But sometimes the easier path is to start with what not to do. So here are a few pieces of dialogue your characters should never say.
“Tell Me About It” It’s almost twenty years since my first class as part of my Advanced Diploma of Professional Writing and Editing and I can still remember my Novel teacher telling us how “Tell me about it” was the most overused piece of dialogue in Hollywood and that it applied equally to books. And it was funny. I never noticed it on my own, even though I went to the movies every week and spent the rest of my non-writing and non-studying time watching more movies at home and reading as many books as I could. But as soon as he said it, I began to notice it everywhere.

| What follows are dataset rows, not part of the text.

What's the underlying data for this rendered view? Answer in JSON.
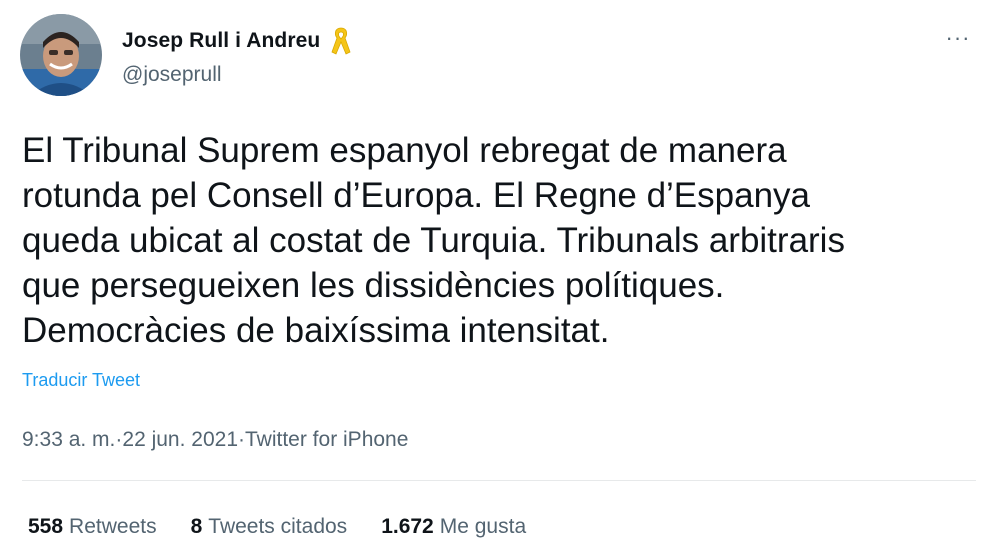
{
  "author": {
    "display_name": "Josep Rull i Andreu",
    "handle": "@joseprull",
    "avatar_icon": "person-avatar",
    "badge_icon": "yellow-ribbon-icon"
  },
  "tweet": {
    "text": "El Tribunal Suprem espanyol rebregat de manera\nrotunda pel Consell d’Europa. El Regne d’Espanya\nqueda ubicat al costat de Turquia. Tribunals arbitraris\nque persegueixen les dissidències polítiques.\nDemocràcies de baixíssima intensitat.",
    "translate_label": "Traducir Tweet",
    "time": "9:33 a. m.",
    "separator": " · ",
    "date": "22 jun. 2021",
    "source": "Twitter for iPhone",
    "more_label": "···"
  },
  "stats": [
    {
      "count": "558",
      "label": "Retweets"
    },
    {
      "count": "8",
      "label": "Tweets citados"
    },
    {
      "count": "1.672",
      "label": "Me gusta"
    }
  ],
  "colors": {
    "link": "#1d9bf0",
    "secondary_text": "#536471",
    "ribbon": "#f5c518"
  }
}
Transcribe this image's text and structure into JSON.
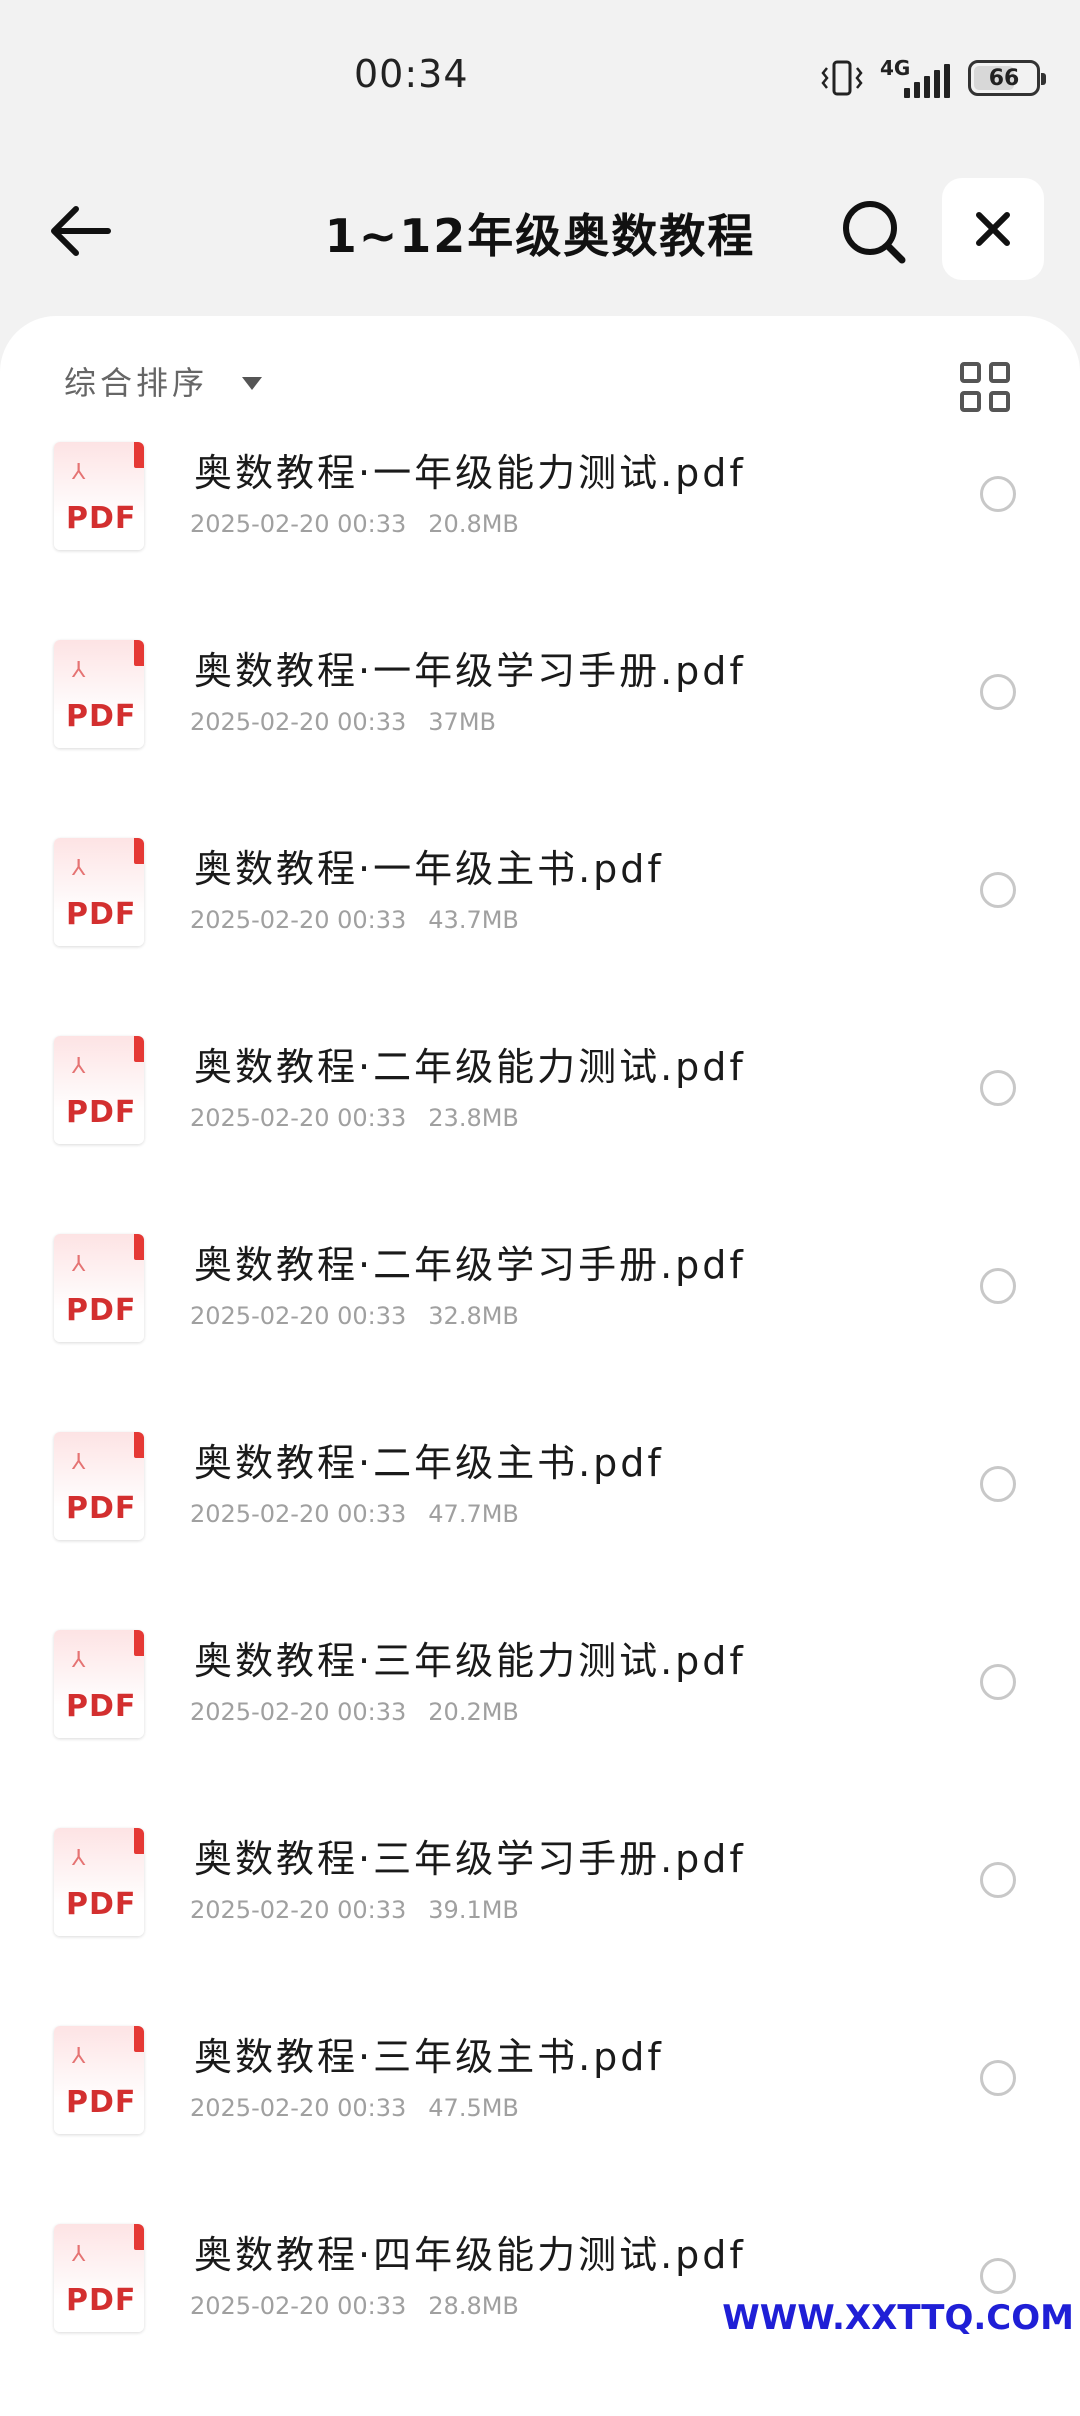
{
  "status_bar": {
    "time": "00:34",
    "network": "4G",
    "battery": "66",
    "battery_level": 0.66
  },
  "header": {
    "title": "1~12年级奥数教程"
  },
  "toolbar": {
    "sort_label": "综合排序"
  },
  "files": [
    {
      "name": "奥数教程·一年级能力测试.pdf",
      "date": "2025-02-20 00:33",
      "size": "20.8MB"
    },
    {
      "name": "奥数教程·一年级学习手册.pdf",
      "date": "2025-02-20 00:33",
      "size": "37MB"
    },
    {
      "name": "奥数教程·一年级主书.pdf",
      "date": "2025-02-20 00:33",
      "size": "43.7MB"
    },
    {
      "name": "奥数教程·二年级能力测试.pdf",
      "date": "2025-02-20 00:33",
      "size": "23.8MB"
    },
    {
      "name": "奥数教程·二年级学习手册.pdf",
      "date": "2025-02-20 00:33",
      "size": "32.8MB"
    },
    {
      "name": "奥数教程·二年级主书.pdf",
      "date": "2025-02-20 00:33",
      "size": "47.7MB"
    },
    {
      "name": "奥数教程·三年级能力测试.pdf",
      "date": "2025-02-20 00:33",
      "size": "20.2MB"
    },
    {
      "name": "奥数教程·三年级学习手册.pdf",
      "date": "2025-02-20 00:33",
      "size": "39.1MB"
    },
    {
      "name": "奥数教程·三年级主书.pdf",
      "date": "2025-02-20 00:33",
      "size": "47.5MB"
    },
    {
      "name": "奥数教程·四年级能力测试.pdf",
      "date": "2025-02-20 00:33",
      "size": "28.8MB"
    }
  ],
  "file_icon_label": "PDF",
  "watermark": "WWW.XXTTQ.COM"
}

So if you don’t want to end up being a cautionary tale in a first-year writing course, leave it out.Continue reading
On Wednesday, I wrote about reusing existing fictional worlds as the basis for a novel. Today, I’ll explore building new ones from scratch. It’s so much trickier than relying on someone else’s hard work but when you do it yourself and get it right, it can be the basis for a lengthy series of books, especially when readers love the world you’ve created.Continue reading

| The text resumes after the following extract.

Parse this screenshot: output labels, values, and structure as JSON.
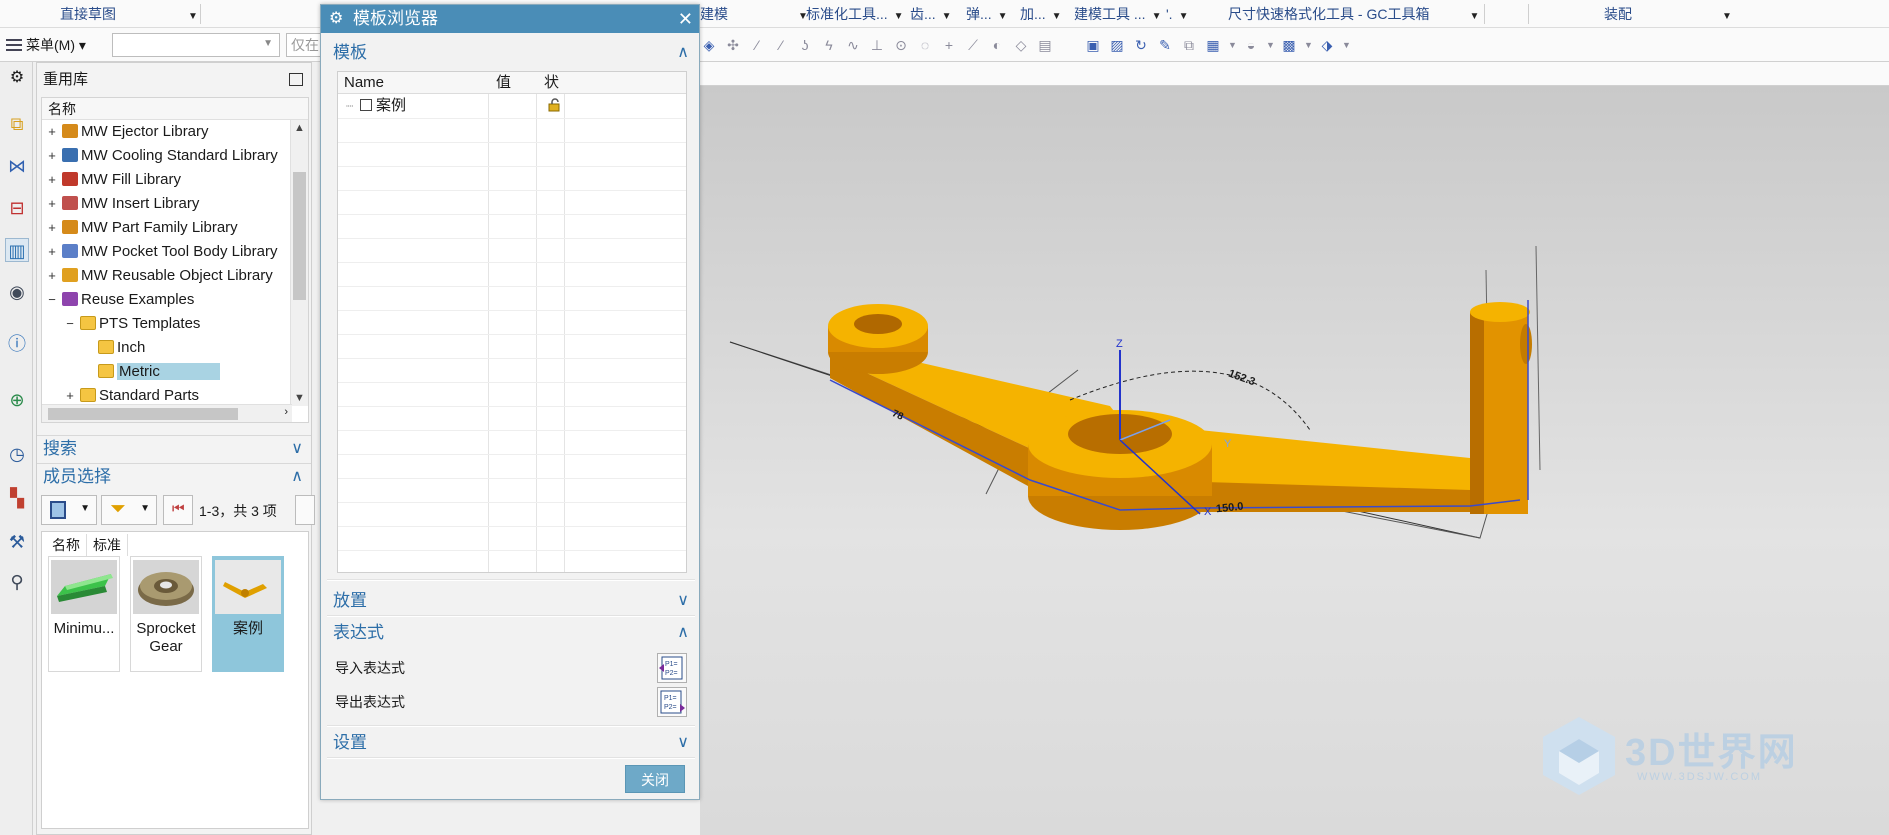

Sometimes there is nothing more wonderful than the blank page when it comes to writing – the potential, the lack of limitations, the fact that we can create anything we want. And sometimes there is nothing more daunting – it can be hard to whittle down an infinite number of worlds and characters and plots to just the right ones.
To save some of this painful effort, writers can choose to use existing worlds. There are a few options, some simpler than others and all easier than going to all that trouble of creating yet another new one.Continue reading
Billed as “contemporary noir” with rapturous praise from authors like Dennis Lehane and Mark Billingham, The Girl with a Clock for a Heart is Peter Swanson’s first novel, developed and extended from what was originally a novella. You can tell. It’s one of those novels that is short and yet still feels too long. The writing is uninspired, the main characters are dull and the plot, which is supposed to be an homage to old-fashioned, Maltese Falcon-type detective stories, is instead a poor imitation.Continue reading
I wanted to hate this book. I wanted it to be Twilight-eqsue, capturing the imagination of the young and crossover mainstream reading public in spite of the fact that it was okay rather than great. I wanted to get to the end of the book and feel superior in some way. I wanted to be able to hate this book. But I don’t. I can’t. Because it is a great book.
This is the story of Hazel and Gus and how they fall in love. Sounds cheesy, right? Sounds like it’s been done in young adult novels a hundred times before, right? Hazel has been diagnosed with terminal cancer. Gus is in remission but has had a leg amputated. Okay, a little less cheesy but cancer? So Jodi Picoult, right? Still been done before, right? Except even though the concept feels like it’s been done before, it’s never been done this well before.Continue reading
I love Max Barry. He’s one of those writers that makes other writers think, “That’s brilliant! Why didn’t I think of that?” Jennifer Government is the second book of his that I’ve read (the first being Lexicon) and it has only reinforced my perception of him, his ideas and his writing.Continue reading
I am conflicted about this book. Or perhaps confused. Maybe uncertain is a better word. The one thing I’m certain of is that it’s better than the average book but not by much.
The Shock of the Fall is told from Matthew’s point of view, although towards the end of the book he tells the reader that his name isn’t really Matthew. When he’s nine, his older brother dies in mysterious circumstances on a family holiday (mysterious only because the author chooses not to reveal how and why until later on in the book for no other reason than to keep the reader hanging on) and it’s the beginning of a downward spiral in Matthew’s mental health.Continue reading